And now, of course, everyone toils away in the studio for months and sometimes even years like in the case of Guns N’ Roses’ Chinese Democracy, which reportedly cost upwards of $13 million. Pop culture moves faster now than ever, and yet musicians take longer than ever to finish new material. There are just more decisions to be made and more things to take into account when making an album now. Bob Dylan, of course, has lived through it all. And though 2001’s Love and Theft and 2006’s Modern Times are more celebrated works now, I like Time Out of Mind the best. Dylan is appropriately sprawling here, but Lanois’ production gives these tunes a tightly clenched feel, so in many ways this is the most dramatic album in his catalog.

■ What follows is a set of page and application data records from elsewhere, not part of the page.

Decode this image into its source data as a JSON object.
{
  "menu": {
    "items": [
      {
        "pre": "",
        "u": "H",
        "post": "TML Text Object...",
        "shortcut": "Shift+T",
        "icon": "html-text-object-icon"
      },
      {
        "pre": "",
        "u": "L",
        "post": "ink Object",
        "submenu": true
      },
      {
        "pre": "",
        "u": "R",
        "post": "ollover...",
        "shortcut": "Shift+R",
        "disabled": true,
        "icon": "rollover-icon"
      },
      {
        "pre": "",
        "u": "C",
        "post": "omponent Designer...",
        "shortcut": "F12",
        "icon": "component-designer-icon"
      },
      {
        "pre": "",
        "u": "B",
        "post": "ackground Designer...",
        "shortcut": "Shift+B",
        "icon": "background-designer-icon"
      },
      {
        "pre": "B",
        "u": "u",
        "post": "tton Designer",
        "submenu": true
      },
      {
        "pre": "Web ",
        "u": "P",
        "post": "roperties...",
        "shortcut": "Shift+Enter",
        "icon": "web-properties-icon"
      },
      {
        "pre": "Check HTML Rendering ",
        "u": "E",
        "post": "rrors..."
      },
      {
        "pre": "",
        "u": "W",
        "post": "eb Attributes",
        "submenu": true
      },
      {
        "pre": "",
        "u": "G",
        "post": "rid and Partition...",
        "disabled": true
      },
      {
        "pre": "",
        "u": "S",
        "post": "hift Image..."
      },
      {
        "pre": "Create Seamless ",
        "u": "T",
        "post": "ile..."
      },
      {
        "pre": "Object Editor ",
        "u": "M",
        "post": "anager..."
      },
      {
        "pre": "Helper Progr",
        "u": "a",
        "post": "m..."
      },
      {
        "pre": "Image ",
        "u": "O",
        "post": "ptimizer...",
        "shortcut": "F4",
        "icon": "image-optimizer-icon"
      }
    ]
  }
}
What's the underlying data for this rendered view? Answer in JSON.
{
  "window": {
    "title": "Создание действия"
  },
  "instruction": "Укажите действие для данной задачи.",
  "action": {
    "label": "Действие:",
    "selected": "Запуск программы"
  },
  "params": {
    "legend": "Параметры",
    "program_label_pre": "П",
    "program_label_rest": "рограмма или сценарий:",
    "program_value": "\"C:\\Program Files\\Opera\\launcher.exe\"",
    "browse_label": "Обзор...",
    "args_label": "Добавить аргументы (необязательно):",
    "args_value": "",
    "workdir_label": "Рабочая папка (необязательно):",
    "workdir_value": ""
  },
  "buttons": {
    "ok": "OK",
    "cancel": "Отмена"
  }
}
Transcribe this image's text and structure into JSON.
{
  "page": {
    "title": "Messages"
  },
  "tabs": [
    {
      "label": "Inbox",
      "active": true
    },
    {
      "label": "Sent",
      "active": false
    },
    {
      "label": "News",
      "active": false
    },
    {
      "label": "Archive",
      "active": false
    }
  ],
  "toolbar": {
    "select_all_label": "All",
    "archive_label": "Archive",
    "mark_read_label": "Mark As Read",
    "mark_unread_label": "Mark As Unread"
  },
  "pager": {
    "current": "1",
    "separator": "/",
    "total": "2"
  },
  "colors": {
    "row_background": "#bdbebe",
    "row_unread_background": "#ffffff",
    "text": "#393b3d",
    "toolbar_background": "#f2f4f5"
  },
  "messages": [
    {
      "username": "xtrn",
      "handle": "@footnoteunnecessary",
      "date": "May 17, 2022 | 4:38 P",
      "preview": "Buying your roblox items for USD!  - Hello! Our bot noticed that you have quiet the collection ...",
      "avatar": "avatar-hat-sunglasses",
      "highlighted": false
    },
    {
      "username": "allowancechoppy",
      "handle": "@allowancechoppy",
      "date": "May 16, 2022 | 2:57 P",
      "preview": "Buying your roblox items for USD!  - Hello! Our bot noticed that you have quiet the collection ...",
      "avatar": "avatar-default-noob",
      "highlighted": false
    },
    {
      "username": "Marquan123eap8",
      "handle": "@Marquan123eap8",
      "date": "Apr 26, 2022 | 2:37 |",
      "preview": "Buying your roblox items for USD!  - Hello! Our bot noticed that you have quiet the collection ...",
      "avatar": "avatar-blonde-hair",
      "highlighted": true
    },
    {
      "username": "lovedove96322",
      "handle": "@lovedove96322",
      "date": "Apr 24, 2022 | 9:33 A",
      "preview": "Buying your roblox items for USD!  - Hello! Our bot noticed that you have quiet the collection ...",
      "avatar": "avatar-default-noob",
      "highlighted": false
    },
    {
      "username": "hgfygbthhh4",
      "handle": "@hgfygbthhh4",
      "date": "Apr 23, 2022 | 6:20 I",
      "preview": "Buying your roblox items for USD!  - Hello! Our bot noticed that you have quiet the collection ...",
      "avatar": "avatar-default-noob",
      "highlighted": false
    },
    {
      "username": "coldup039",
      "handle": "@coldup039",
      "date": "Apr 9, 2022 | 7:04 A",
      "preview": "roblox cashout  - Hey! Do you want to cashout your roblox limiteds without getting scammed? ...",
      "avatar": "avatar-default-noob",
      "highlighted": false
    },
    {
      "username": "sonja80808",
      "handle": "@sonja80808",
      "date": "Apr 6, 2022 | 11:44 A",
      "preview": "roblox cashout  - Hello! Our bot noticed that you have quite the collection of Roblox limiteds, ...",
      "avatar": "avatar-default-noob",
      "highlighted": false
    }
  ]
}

Unfortunately, as I mentioned earlier, Dylan has since expressed reservations about Time Out of Mind‘s sound, and he has opted to produce his subsequent albums himself under the pseudonym Jack Frost. And that’s too bad, since I love the sound of Time Out of Mind, but on the other hand, it makes this album special, which I love. I first heard “Cold Irons Bound” during the unconventional 2007 Dylan biopic I’m Not There, and I remember thinking, “This is Bob Dylan?” The characteristics of it were like nothing I had ever heard from him: the moody atmosphere, the trippy bass riff, the ragged guitars, that raw and vulnerable voice. And the lyrics were so harsh, in this kind of self-deprecating way that’s utterly humorless. And yet there’s something life-affirming about the song at the same time, in a weird way. Pain and anguish permeate every inch of Dylan’s performances on Time Out of Mind, accentuated by razor-sharp guitar rock and haunting psychedelia.
More recently, I was listening to Adele’s debut album 19 and came across her cover of “Make You Feel My Love.” I couldn’t believe how beautiful that song was, and Dylan’s original is pretty astonishing, too. It’s hard to believe it was written in 1997, since it’s quite timeless. I think it took me so long to get into Time Out of Mind because it’s actually a double album. At least, it was conceived as one — the vinyl release contained two discs, the CD just one. It clocks in at over 70 minutes, which is much longer than a traditional album in the CD era. At any rate, this is an unwieldy beast, and it took me many, many listens to learn all the ins and outs. But trust me on this: every single one of these songs is a stunner, worthy of listen after listen. The jagged production has a lot of layers to it, and this is the master at the top of his game. What’s not to love?